    As you pointed out, be angry but do not sin is what scripture calls for. I doubt that anger is anything other than anger. Perhaps I’m mincing words here. I suspect that anger is mixed with other emotions such as fear, shame, sadness, grieving, disappointment or others to just name a few.

    But I think it’s a dangerous road to say that people, made in the image of a perfect God who can be angry are not really angry when they are angry. Because it leads to the thinking that God’s not really angry when He says He’s angry.

    Who are we to tell God He’s not really feeling that, and He must be covering some other emotional state?

  2. @Tony – I have modified what I said to “people frequently use anger to cover other emotions they don’t want to face” because you are right that humans can have anger that is not a cover. That said, in my experience it is the great minority of the time that human anger is righteous and justified.

    To use “made in the image of God” as an argument that we do or don’t do something is a very empty argument in my mind. God can’t sin, but we sin daily – so it’s hardly a stretch to say God’s anger is always righteous and ours usually is not.

    All that said, the final paragraph is still valid – we need to consider what is behind our anger – and we need to consider ALL that is behind our anger. If what is behind our anger is a mix of valid and selfish things, we do wrong to focus on the valid and ignore the selfish.

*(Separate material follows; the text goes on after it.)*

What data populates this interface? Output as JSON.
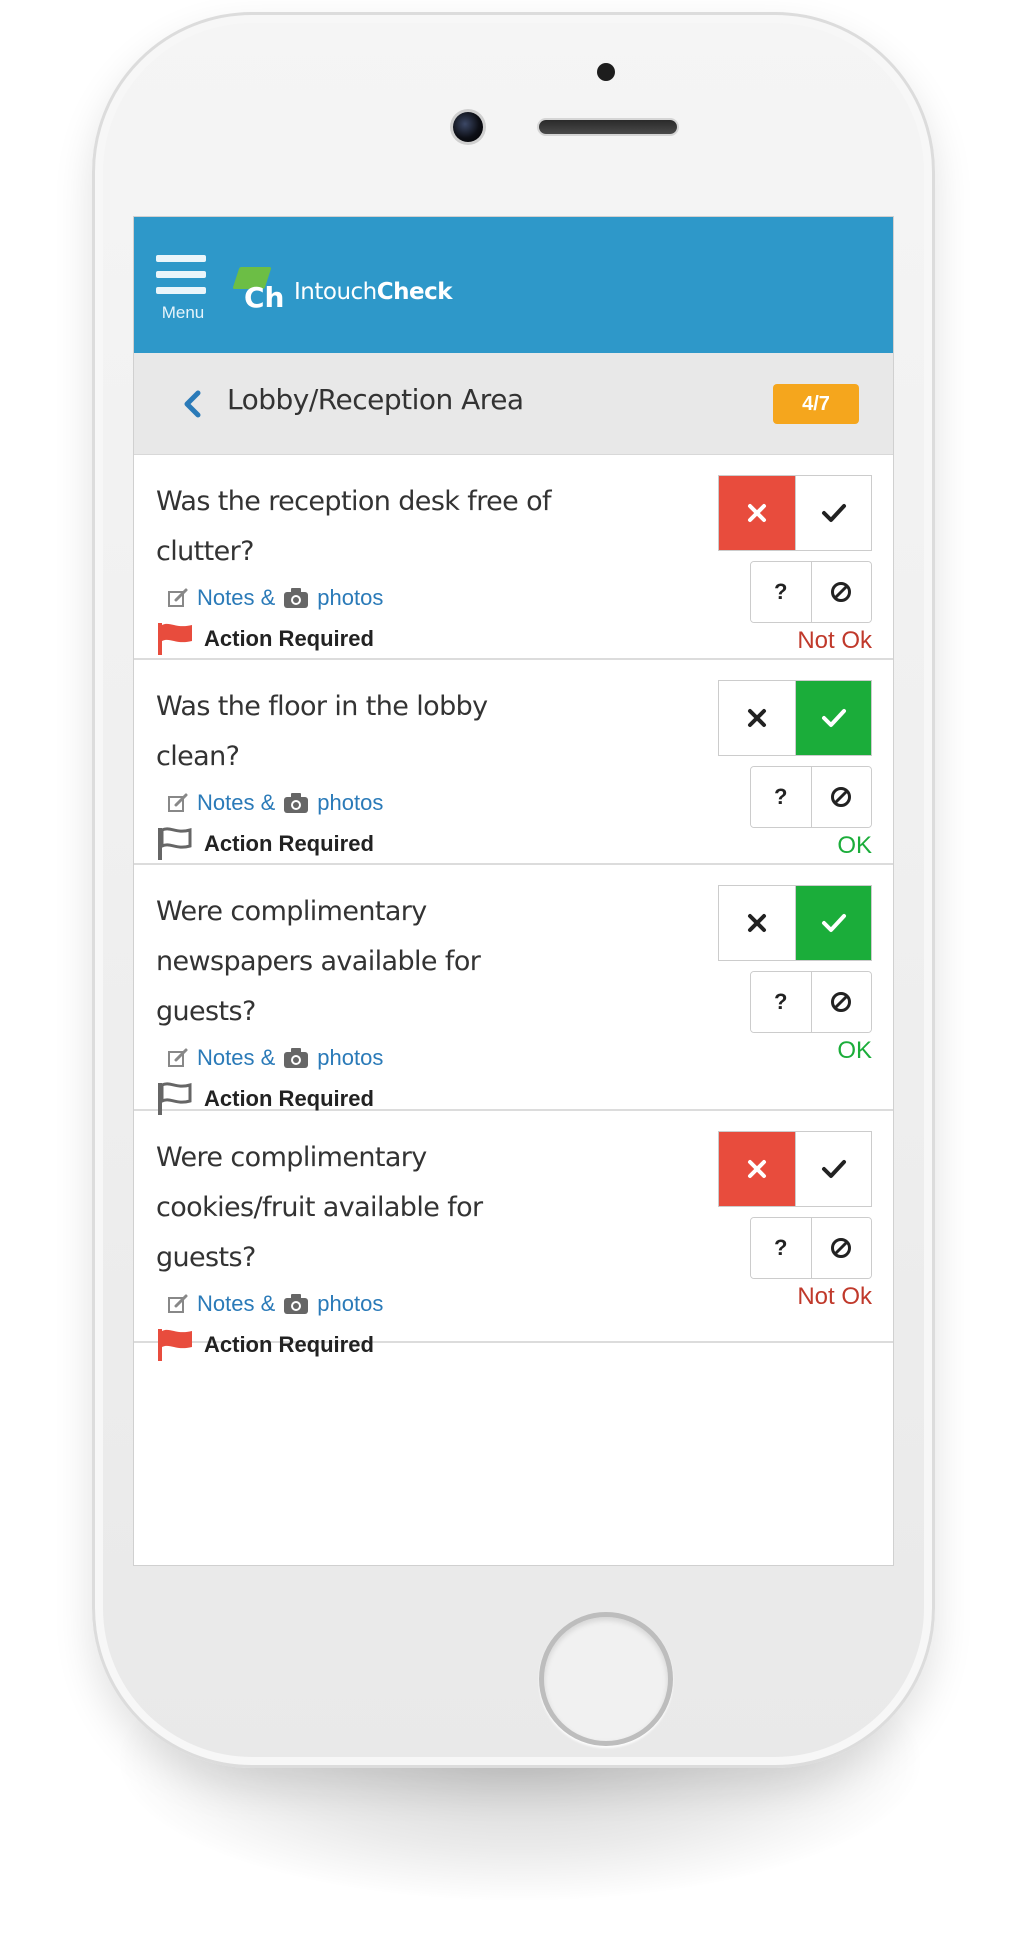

  3. I agree that anger is usually our response to other negative emotions. The anger is most often aimed at the one that “made us” feel.

Leave a Reply

%d bloggers like this: